The Brady disclosure rule requires the prosecution to provide the defendant with any evidence in the prosecution's possession that may be favorable to the accused and material to guilt or punishment. Hyman v. State, 397 S.C. 35, 45, 723 S.E.2d 375, 380 (2012). Favorable evidence is either favorable exculpatory evidence or favorable impeachment evidence. United States v. Bagley, 473 U.S. 667, 676 (1963). Materiality of evidence is based on the reasonable probability that the result of the proceeding would have been different had the evidence been disclosed to the defense. Hyman, 397 S.C. at 45, 723 S.E.2d at 380. A reasonable probability is shown when the government's evidentiary suppression undermines confidence in the outcome of the trial. Id. at 45–46, 723 S.E.2d at 380. Furthermore, the prosecution has the duty to disclose such evidence even in the absence of a request by the accused. United States v. Agurs, 427 U.S. 97, 107 (1976). Thus, an individual asserting a Brady violation must demonstrate the evidence was (1) favorable to the accused; (2) in the possession of or known by the prosecution; (3) suppressed by the State; and (4) material to the accused's guilt or innocence, or was impeaching. Kyles v. Whitley, 514 U.S. 419, 419 (1995).

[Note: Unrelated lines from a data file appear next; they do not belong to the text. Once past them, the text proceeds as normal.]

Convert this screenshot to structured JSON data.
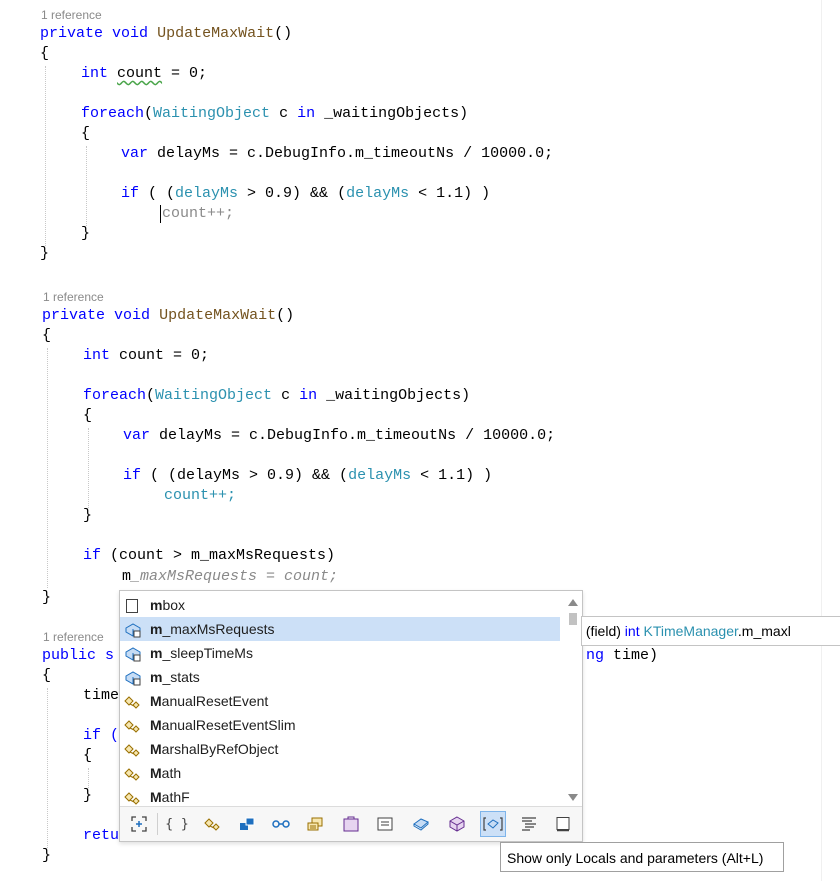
{
  "block1": {
    "references": "1 reference",
    "sig": {
      "access": "private",
      "ret": "void",
      "name": "UpdateMaxWait",
      "parens": "()"
    },
    "open_brace": "{",
    "decl": {
      "type": "int",
      "name": "count",
      "rest": " = 0;"
    },
    "foreach": {
      "kw": "foreach",
      "open": "(",
      "type": "WaitingObject",
      "var": " c ",
      "in": "in",
      "rest": " _waitingObjects)"
    },
    "inner_open": "{",
    "var_line": {
      "kw": "var",
      "rest": " delayMs = c.DebugInfo.m_timeoutNs / 10000.0;"
    },
    "if_line": {
      "kw": "if",
      "a": " ( (",
      "v1": "delayMs",
      "b": " > 0.9) && (",
      "v2": "delayMs",
      "c": " < 1.1) )"
    },
    "count_line": "count++;",
    "inner_close": "}",
    "close_brace": "}"
  },
  "block2": {
    "references": "1 reference",
    "sig": {
      "access": "private",
      "ret": "void",
      "name": "UpdateMaxWait",
      "parens": "()"
    },
    "open_brace": "{",
    "decl": {
      "type": "int",
      "name": " count = 0;"
    },
    "foreach": {
      "kw": "foreach",
      "open": "(",
      "type": "WaitingObject",
      "var": " c ",
      "in": "in",
      "rest": " _waitingObjects)"
    },
    "inner_open": "{",
    "var_line": {
      "kw": "var",
      "rest": " delayMs = c.DebugInfo.m_timeoutNs / 10000.0;"
    },
    "if_line": {
      "kw": "if",
      "a": " ( (delayMs > 0.9) && (",
      "v2": "delayMs",
      "c": " < 1.1) )"
    },
    "count_line": "count++;",
    "inner_close": "}",
    "if2": {
      "kw": "if",
      "rest": " (count > m_maxMsRequests)"
    },
    "assign": {
      "prefix": "m",
      "suggest": "_maxMsRequests = count;"
    },
    "close_brace": "}"
  },
  "block3": {
    "references": "1 reference",
    "sig_start": "public s",
    "sig_end": "ng time)",
    "open_brace": "{",
    "time_line": "time",
    "if_line": "if (",
    "inner_open": "{",
    "inner_close": "}",
    "return_line": "retu",
    "close_brace": "}"
  },
  "completion": {
    "items": [
      {
        "bold": "m",
        "rest": "box",
        "icon": "namespace-icon",
        "selected": false
      },
      {
        "bold": "m",
        "rest": "_maxMsRequests",
        "icon": "field-icon",
        "selected": true
      },
      {
        "bold": "m",
        "rest": "_sleepTimeMs",
        "icon": "field-icon",
        "selected": false
      },
      {
        "bold": "m",
        "rest": "_stats",
        "icon": "field-icon",
        "selected": false
      },
      {
        "bold": "M",
        "rest": "anualResetEvent",
        "icon": "class-icon",
        "selected": false
      },
      {
        "bold": "M",
        "rest": "anualResetEventSlim",
        "icon": "class-icon",
        "selected": false
      },
      {
        "bold": "M",
        "rest": "arshalByRefObject",
        "icon": "class-icon",
        "selected": false
      },
      {
        "bold": "M",
        "rest": "ath",
        "icon": "class-icon",
        "selected": false
      },
      {
        "bold": "M",
        "rest": "athF",
        "icon": "class-icon",
        "selected": false
      }
    ],
    "filters": [
      {
        "name": "expand-filter-icon",
        "glyph": ""
      },
      {
        "name": "namespace-filter-icon",
        "glyph": "{ }"
      },
      {
        "name": "class-filter-icon",
        "glyph": ""
      },
      {
        "name": "struct-filter-icon",
        "glyph": ""
      },
      {
        "name": "interface-filter-icon",
        "glyph": ""
      },
      {
        "name": "enum-filter-icon",
        "glyph": ""
      },
      {
        "name": "delegate-filter-icon",
        "glyph": ""
      },
      {
        "name": "module-filter-icon",
        "glyph": ""
      },
      {
        "name": "field-filter-icon",
        "glyph": ""
      },
      {
        "name": "method-filter-icon",
        "glyph": ""
      },
      {
        "name": "locals-filter-icon",
        "glyph": ""
      },
      {
        "name": "snippet-filter-icon",
        "glyph": ""
      },
      {
        "name": "keyword-filter-icon",
        "glyph": ""
      }
    ]
  },
  "quickinfo": {
    "kind": "(field) ",
    "type": "int",
    "cls": "KTimeManager",
    "member": ".m_maxl"
  },
  "tooltip": "Show only Locals and parameters (Alt+L)"
}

In our opinion, Brady does not require the State to turn over the unmatched prints to Anderson. In response to Anderson's discovery request, the State provided the AFIS results screenshot, which showed AFIS had produced thirty responses to McClelland's query. Anderson makes no showing that if he obtained the individual printouts of the unmatched fingerprints, they would constitute exculpatory or favorable impeachment evidence. Because the exculpatory value of the unmatched prints was entirely speculative, we find it does not fall within the rule enunciated by Brady. See Agurs, 427 U.S. at 109–10 (holding the mere possibility that an item of undisclosed information may have been helpful to the defense in its own investigation is insufficient to establish constitutional materiality under Brady ). Accordingly, we hold the trial court did not err in this respect.

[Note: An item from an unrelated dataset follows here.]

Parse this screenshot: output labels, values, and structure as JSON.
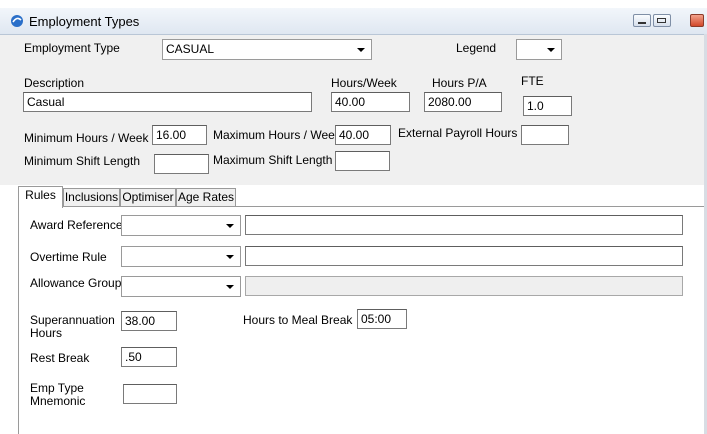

Based on the foregoing, the trial court's decision is
1. Law enforcement fingerprints every person who is arrested in this state. State v. Anderson, 386 S.C. 120, 130, 687 S.E.2d 35, 40 (2009). SLED then receives and maintains these known prints on the arrestee's ten-print card in the condition in which it arrives. Id. The AFIS database stores all of the digital fingerprint images of every ten-print card in South Carolina. Id. When a latent fingerprint is found at a crime scene, law enforcement can analyze this print by running it through AFIS to determine whether the recovered print matches any prints in the AFIS database. Id. at 130, 687 S.E.2d at 39.
2. McClelland testified the term “points” includes the ridge endings, bifurcations, dots, and other minute details of each fingerprint.
3. 373 U.S. 83 (1963).
FEW, C.J., concurs. KONDUROS, J., concurs in result only.